#6: Test the Propane and Water Systems

Test all the devices that run on propane: furnace, water heater, fridge, stove, etc. Fill your water tanks (just don’t overfill them), and make sure the level displays work. Confirm that all the dump systems function properly, and the readouts are accurate. Try out the toilet. (Need we say more?) Ensuring that these systems work well and that the readouts are accurate will help you in general, but especially when boondocking, since you’ll truly understand how many days you can go before needing to refuel or dump your tanks.

#7: Watch Your Water Heater

Try running the water heater on electric one day, and then propane on the next. Is the water hot enough? How long does the hot water last while taking a shower? Drain and refill the tank to see how long it takes to heat the water back up. (This is a great way to understand how long it takes the water to warm up after your spouse has taken a long hot shower!)

#8: Don’t Go Far on Your First Trip

The first shakedown trip should happen at the dealership, if they have a campground on site, or no more than a couple hundred miles away in case you need to be towed home. (Yes, our first two shakedown trips ended with our RV on a tow truck). Make sure you have AAA, Good Sam, Coachnet, or a similar hazard plan before you go on that first trip. Many new RV’s come with towing-service coverage, though it’s your responsibility to understand the towing-mileage limits before heading out.

#9: Rev Your Engine

Push your engine to understand how it performs under stress. Drive up hills. Drive down hills. Drive at 10 mph and at 60 mph. Listen to your engine for odd sounds. (Of course, safety always comes first, so don’t do anything against the law or drive at unsafe speeds or grades.)

#10: Watch the Weatherproofing

You should check for leaks with a water hose before you head out, but nothing compares to a natural soaking from Mother Nature—so if a good storm comes along, embrace it. Try out the windshield wipers. Check every corner of your RV for leaks. Note that bins, roof, doors, vents, a/c, and windows seem to be the largest culprits for leaks.

#11: Leave No Stone Unturned

Test every switch, button, lever, and electronic or moving part. It’s much better to get things fixed after a shakedown trip than while you’re in the middle of your first big road trip. Speaking of future road trips, it’s not a bad idea to look into extended warranties when your original limited one runs out. We’ve run across dozens of RVers who swear by their third-party extended warranties. And finally, the idea of “leaving no stone unturned” shouldn’t stop after your shakedown trip. There several RV maintenance tasks that you should perform regularly to keep your vehicle operating smoothly and help you to find and fix small problems before they become big ones.

As with any article this should not be your sole source of information and these guidelines are simple bullet points to help get your research started.

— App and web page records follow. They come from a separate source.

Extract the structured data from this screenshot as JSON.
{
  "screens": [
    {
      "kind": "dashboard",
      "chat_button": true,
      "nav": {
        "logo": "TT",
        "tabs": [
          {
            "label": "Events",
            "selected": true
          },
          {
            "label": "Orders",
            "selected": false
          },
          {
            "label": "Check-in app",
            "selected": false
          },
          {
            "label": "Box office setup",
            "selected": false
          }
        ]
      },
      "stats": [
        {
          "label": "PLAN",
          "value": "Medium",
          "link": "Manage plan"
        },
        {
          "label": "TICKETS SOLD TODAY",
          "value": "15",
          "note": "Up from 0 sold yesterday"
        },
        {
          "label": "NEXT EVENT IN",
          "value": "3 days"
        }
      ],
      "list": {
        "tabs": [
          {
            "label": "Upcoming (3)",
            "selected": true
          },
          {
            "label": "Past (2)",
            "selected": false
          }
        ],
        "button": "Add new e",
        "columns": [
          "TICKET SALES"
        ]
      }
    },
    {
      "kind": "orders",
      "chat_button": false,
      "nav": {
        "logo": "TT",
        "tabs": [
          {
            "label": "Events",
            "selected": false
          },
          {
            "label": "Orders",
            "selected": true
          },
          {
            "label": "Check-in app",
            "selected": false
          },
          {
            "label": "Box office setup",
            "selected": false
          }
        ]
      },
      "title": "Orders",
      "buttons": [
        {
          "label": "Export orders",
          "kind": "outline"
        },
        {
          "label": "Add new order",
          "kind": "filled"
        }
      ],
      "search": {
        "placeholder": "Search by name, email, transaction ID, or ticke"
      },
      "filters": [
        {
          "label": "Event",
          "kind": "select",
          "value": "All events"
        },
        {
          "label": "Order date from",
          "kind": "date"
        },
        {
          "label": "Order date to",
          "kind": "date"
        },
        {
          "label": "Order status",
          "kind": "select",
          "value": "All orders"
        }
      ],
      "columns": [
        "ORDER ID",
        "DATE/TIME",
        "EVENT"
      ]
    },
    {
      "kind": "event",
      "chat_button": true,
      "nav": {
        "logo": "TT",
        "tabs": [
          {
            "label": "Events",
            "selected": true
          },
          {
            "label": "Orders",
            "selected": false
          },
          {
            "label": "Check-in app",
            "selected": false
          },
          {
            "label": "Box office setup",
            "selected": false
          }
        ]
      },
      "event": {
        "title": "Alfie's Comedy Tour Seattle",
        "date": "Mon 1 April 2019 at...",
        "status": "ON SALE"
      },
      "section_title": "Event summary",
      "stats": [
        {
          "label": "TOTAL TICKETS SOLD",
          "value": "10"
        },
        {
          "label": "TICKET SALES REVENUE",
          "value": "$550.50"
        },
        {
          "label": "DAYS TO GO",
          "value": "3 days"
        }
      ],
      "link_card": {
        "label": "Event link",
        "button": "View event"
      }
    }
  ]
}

You are responsible for confirming all details with the manufacturers of your RV and accessories. Gone With the Wynn’s is sharing from their personal experiences on the road and cannot be held liable for any issues you may incur with your RV.